By Daniel Luban
When last we checked in with Jeffrey Goldberg, the Atlantic reporter was drumming up hysteria about the Iranian nuclear threat — much as he did in the runup to the Iraq war — and approvingly citing a Netanyahu advisor’s claim that Iran is the new Amalek. If we’ve failed to provide updates these last few months, it’s because following his rantings has become increasingly exhausting: a constant stream of ugly innuendos and allegations against betes noires like Stephen Walt, Chas Freeman, Roger Cohen, Human Rights Watch. Rather than wade through all this vitriol, readers would be better served by reading Glenn Greenwald’s typically thorough takedown of Goldberg’s reckless accusations of anti-Semitism. Frankly, at this point there is not much separating Goldberg from Abe Foxman.

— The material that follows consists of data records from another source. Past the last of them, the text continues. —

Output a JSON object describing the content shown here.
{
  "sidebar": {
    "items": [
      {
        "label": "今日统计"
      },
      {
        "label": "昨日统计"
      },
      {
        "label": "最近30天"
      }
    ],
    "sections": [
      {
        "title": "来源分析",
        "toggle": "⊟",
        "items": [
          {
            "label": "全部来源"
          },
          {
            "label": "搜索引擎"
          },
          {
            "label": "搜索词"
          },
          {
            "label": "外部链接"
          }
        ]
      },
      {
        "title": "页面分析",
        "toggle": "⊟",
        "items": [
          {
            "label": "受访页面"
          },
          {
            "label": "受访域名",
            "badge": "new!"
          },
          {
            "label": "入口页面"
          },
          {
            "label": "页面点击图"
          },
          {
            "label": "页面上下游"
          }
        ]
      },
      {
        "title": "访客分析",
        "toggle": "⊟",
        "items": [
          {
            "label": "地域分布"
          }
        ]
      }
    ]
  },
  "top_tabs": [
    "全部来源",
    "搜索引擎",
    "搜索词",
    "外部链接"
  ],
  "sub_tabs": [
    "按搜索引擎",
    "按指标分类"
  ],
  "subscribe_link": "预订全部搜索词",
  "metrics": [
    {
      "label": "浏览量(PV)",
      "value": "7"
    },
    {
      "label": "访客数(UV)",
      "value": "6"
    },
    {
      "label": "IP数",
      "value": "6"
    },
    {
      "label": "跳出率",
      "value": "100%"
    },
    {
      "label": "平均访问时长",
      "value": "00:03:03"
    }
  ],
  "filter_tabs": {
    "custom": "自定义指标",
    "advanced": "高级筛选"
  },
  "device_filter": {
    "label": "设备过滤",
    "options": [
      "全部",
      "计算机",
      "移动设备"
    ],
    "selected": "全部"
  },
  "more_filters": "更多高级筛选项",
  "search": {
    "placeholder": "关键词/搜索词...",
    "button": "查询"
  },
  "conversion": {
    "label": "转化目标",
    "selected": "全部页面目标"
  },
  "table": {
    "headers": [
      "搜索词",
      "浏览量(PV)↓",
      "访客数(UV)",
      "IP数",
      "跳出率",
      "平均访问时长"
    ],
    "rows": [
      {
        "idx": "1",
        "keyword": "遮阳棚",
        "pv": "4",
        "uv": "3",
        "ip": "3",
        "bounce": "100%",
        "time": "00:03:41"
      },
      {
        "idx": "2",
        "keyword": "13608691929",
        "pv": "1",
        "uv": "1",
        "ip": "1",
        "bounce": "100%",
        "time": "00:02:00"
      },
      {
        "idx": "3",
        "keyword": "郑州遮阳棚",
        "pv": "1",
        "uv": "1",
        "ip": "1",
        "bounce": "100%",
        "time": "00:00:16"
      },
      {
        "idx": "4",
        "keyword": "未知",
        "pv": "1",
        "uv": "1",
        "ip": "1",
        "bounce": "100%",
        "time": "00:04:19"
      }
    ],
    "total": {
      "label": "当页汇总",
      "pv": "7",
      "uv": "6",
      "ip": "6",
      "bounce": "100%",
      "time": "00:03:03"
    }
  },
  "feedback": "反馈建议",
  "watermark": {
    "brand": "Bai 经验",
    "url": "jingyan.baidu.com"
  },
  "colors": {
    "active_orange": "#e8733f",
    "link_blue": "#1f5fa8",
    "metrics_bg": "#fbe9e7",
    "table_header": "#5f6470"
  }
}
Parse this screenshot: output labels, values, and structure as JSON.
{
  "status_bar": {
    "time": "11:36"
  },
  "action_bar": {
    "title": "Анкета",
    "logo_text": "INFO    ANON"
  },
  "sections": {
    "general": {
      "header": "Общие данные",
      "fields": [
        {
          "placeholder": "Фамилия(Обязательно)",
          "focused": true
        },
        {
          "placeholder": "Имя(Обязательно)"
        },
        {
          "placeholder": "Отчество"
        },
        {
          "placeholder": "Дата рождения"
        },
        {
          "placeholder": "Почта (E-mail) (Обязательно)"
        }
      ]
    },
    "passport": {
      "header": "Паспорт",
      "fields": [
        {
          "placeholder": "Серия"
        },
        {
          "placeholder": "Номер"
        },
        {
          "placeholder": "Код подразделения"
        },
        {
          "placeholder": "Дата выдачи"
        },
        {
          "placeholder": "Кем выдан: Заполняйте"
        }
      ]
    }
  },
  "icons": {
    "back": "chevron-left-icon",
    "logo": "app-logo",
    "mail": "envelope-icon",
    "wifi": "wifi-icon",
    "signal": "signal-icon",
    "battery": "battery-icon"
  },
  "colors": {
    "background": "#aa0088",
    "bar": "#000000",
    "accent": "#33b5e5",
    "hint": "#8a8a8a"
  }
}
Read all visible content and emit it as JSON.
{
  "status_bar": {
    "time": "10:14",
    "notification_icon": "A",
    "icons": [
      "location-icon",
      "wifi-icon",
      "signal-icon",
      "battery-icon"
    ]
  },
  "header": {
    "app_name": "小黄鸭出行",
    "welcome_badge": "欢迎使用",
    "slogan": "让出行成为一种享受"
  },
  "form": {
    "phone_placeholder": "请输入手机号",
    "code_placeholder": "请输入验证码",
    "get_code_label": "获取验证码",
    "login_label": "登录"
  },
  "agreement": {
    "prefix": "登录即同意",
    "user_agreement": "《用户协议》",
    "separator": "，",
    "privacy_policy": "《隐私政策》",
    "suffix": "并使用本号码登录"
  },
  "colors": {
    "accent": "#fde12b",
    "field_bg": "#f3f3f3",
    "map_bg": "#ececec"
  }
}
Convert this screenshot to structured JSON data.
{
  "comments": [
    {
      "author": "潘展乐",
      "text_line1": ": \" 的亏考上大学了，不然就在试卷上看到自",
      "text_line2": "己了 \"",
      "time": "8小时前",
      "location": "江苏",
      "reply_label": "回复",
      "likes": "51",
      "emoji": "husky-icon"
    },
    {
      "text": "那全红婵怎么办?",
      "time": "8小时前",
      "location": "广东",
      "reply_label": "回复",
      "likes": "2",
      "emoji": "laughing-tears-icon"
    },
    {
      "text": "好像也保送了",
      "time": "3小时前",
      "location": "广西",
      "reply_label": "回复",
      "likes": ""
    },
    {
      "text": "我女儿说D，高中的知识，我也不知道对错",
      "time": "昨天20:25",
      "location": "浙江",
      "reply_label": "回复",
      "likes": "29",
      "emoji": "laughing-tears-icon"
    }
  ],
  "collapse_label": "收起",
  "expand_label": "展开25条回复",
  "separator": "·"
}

Still, I have to admit that I was surprised to read Goldberg’s reaction to the release of the U.N. report detailing Israeli and Hamas war crimes during the recent Gaza conflict. The U.N. commission was, of course, headed by Richard Goldstone, the South African former chief prosecutor of the international criminal tribunals for the Balkans and Rwanda — and also, as Daniel Levy notes, a Jew and a Zionist with a long history of involvement with Israeli causes and a daughter who made aliyah herself. One would think that this biography would inspire confidence in those “serious liberals” who profess their passion for human rights.
Instead, Goldberg seems to have decided to double down on the accusations of anti-Semitism. Read his whole response here — in the span of two short paragraphs, Goldberg calls Goldstone “the chief of the hanging party” whose “mandate…was to find Israel guilty” (in spite of the fact that Goldstone himself insisted on broadening the commission’s mandate to include Palestinian war crimes), casually attempts to link Goldstone with Norman Finkelstein, and claims that Goldstone’s report is a product of the “undying disease” of anti-Semitism.
As usual, Goldberg does not come out and say explicitly that Goldstone is an anti-Semite (or in this case, I suppose, a self-hating Jew), instead hiding behind innuendo and guilt-by-association. Still, there is no mistaking his implication. And as usual, Goldberg is quick to protest that “I don’t support everything that Israel did in Gaza,” holding up his faint and timid reservations about the war as if he expects to be awarded a Nobel Peace Prize for them. But since he has spent the last nine months smearing anyone who expressed genuine qualms about the war, his self-presentation as an apostle of peace is unlikely to fool anyone at this point.
If Goldberg wants to be taken seriously again, he might want to grow up, stop flinging around these reckless (and increasingly ineffectual) accusations of anti-Semitism, and start engaging with his opponent’s actual positions.